The message from the Wickline case is clear: You are expected to exercise independent medical judgment in the best interest of your patients—regardless of the influence of third-party payers. The Wickline case demonstrates that a physician who complies with limitations imposed by a third-party payer or gatekeeper—when his or her medical judgment dictates otherwise—is ultimately responsible for the patient’s care.
What does that mean in practical terms? When disagreements occur, doctors are responsible for documenting and being able to prove that they made every effort on behalf of the patient. You are strongly advised to keep detailed notes of explanations to patients, as well as notes on discussions with payers’ decision-making personnel. If the patient refuses care, an informed refusal process must be in place. Most importantly, whenever possible, you should provide optimal medical care and worry about reimbursement later.
In an effort to reduce costs, physicians in a managed care plan might be encouraged to reduce the number of specialty referrals or laboratory tests. In such instances, physicians may again find themselves in jeopardy.
If you believe a consultation and clearance are necessary for appropriate treatment, the consultation should not be withheld because of cost containment concerns or reluctance on the part of primary care gatekeepers. Treatment rendered to all patients must meet the same standard of care regardless of the nature of their health plans. Insist on laboratory workups, chest x-rays, and electrocardiograms when appropriate.
Another step is to contact the medical director of the managed care organization (MCO) and make the case for the medically necessary therapy, test, surgery, or other therapeutic modality. A conversation should be held with the patient explaining that the MCO has denied coverage for the medical treatment, but the physician feels the therapy is needed. This would lead to an informed consent process that allows the patient to make the decision about whether to proceed with the therapy and agree to pay for treatment not covered by insurance. Documentation of these conversations is essential.
Some managed care provider contracts include provisions stating that the contracting physician agrees to hold the MCO harmless if he or she is named in a malpractice claim. This provision may result in an assumption of personal liability by the doctor.

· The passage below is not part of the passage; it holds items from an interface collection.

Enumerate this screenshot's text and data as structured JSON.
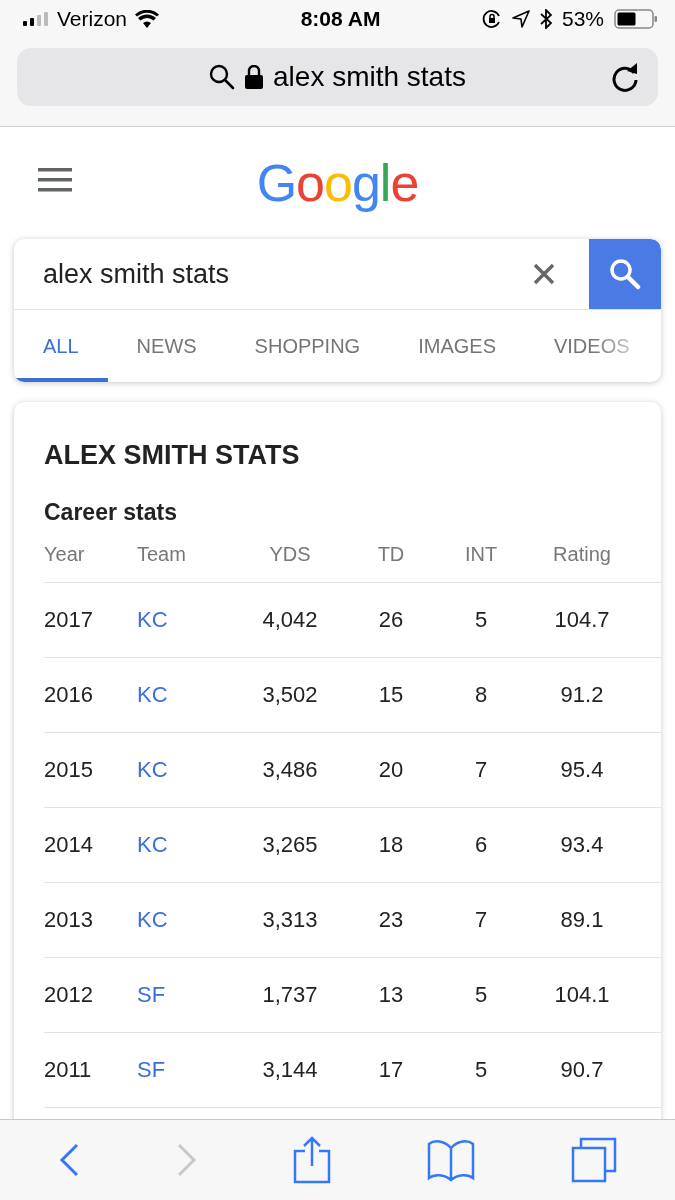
{
  "status_bar": {
    "carrier": "Verizon",
    "time": "8:08 AM",
    "battery": "53%"
  },
  "address_bar": {
    "value": "alex smith stats"
  },
  "logo": "Google",
  "search": {
    "value": "alex smith stats"
  },
  "tabs": [
    {
      "label": "ALL",
      "selected": true
    },
    {
      "label": "NEWS",
      "selected": false
    },
    {
      "label": "SHOPPING",
      "selected": false
    },
    {
      "label": "IMAGES",
      "selected": false
    },
    {
      "label": "VIDEOS",
      "selected": false
    }
  ],
  "result": {
    "title": "ALEX SMITH STATS",
    "subtitle": "Career stats",
    "columns": [
      "Year",
      "Team",
      "YDS",
      "TD",
      "INT",
      "Rating"
    ],
    "rows": [
      [
        "2017",
        "KC",
        "4,042",
        "26",
        "5",
        "104.7"
      ],
      [
        "2016",
        "KC",
        "3,502",
        "15",
        "8",
        "91.2"
      ],
      [
        "2015",
        "KC",
        "3,486",
        "20",
        "7",
        "95.4"
      ],
      [
        "2014",
        "KC",
        "3,265",
        "18",
        "6",
        "93.4"
      ],
      [
        "2013",
        "KC",
        "3,313",
        "23",
        "7",
        "89.1"
      ],
      [
        "2012",
        "SF",
        "1,737",
        "13",
        "5",
        "104.1"
      ],
      [
        "2011",
        "SF",
        "3,144",
        "17",
        "5",
        "90.7"
      ]
    ]
  }
}
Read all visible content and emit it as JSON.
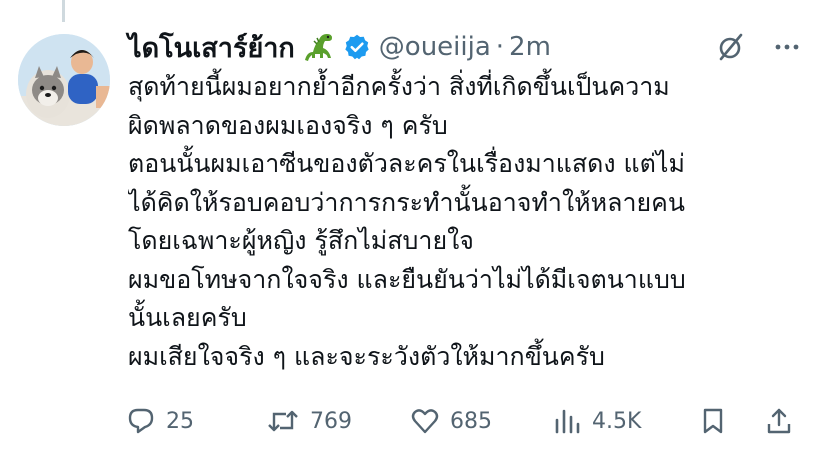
{
  "tweet": {
    "display_name": "ไดโนเสาร์ย้าก",
    "handle": "@oueiija",
    "separator": "·",
    "time": "2m",
    "lines": [
      "สุดท้ายนี้ผมอยากย้ำอีกครั้งว่า สิ่งที่เกิดขึ้นเป็นความ",
      "ผิดพลาดของผมเองจริง ๆ ครับ",
      "ตอนนั้นผมเอาซีนของตัวละครในเรื่องมาแสดง แต่ไม่",
      "ได้คิดให้รอบคอบว่าการกระทำนั้นอาจทำให้หลายคน",
      "โดยเฉพาะผู้หญิง รู้สึกไม่สบายใจ",
      "ผมขอโทษจากใจจริง และยืนยันว่าไม่ได้มีเจตนาแบบ",
      "นั้นเลยครับ",
      "ผมเสียใจจริง ๆ และจะระวังตัวให้มากขึ้นครับ"
    ],
    "stats": {
      "replies": "25",
      "reposts": "769",
      "likes": "685",
      "views": "4.5K"
    }
  },
  "icons": {
    "name_emoji": "dinosaur-emoji",
    "verified": "verified-badge-icon",
    "grok": "grok-icon",
    "more": "more-icon",
    "reply": "reply-icon",
    "repost": "repost-icon",
    "like": "like-icon",
    "views": "views-icon",
    "bookmark": "bookmark-icon",
    "share": "share-icon"
  },
  "colors": {
    "text": "#0f1419",
    "secondary": "#536471",
    "verified": "#1d9bf0",
    "dinosaur": "#5aa02c"
  }
}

If a malpractice claim names a physician along with the managed care plan—even if the case is frivolous and ultimately dropped—the MCO can seek to recoup its defense costs from the physician. Expenses of codefendants are not covered by malpractice insurance, and, as a result of the hold harmless agreement, the MCO can demand expenses from the contracting physician. It is imperative that physicians and groups read their managed care contracts carefully to ensure that they understand all terms and conditions.
As the practice of medicine continues to change, doctors are being forced to address new challenges in limiting liability. If questions arise, contact our Patient Safety Department at (800) 421-2368, extension 1243, for assistance.
By Ann S. Lofsky, MD (deceased) and Mark Gorney, MD, FACS, governors emeritus. Updated by Susan K. Palmer, MD, Oregon Anesthesiology Group.
The guidelines suggested here are not rules, do not constitute legal advice, and do not ensure a successful outcome. The ultimate decision regarding the appropriateness of any treatment must be made by each healthcare provider in light of all circumstances prevailing in the individual situation and in accordance with the laws of the jurisdiction in which the care is rendered.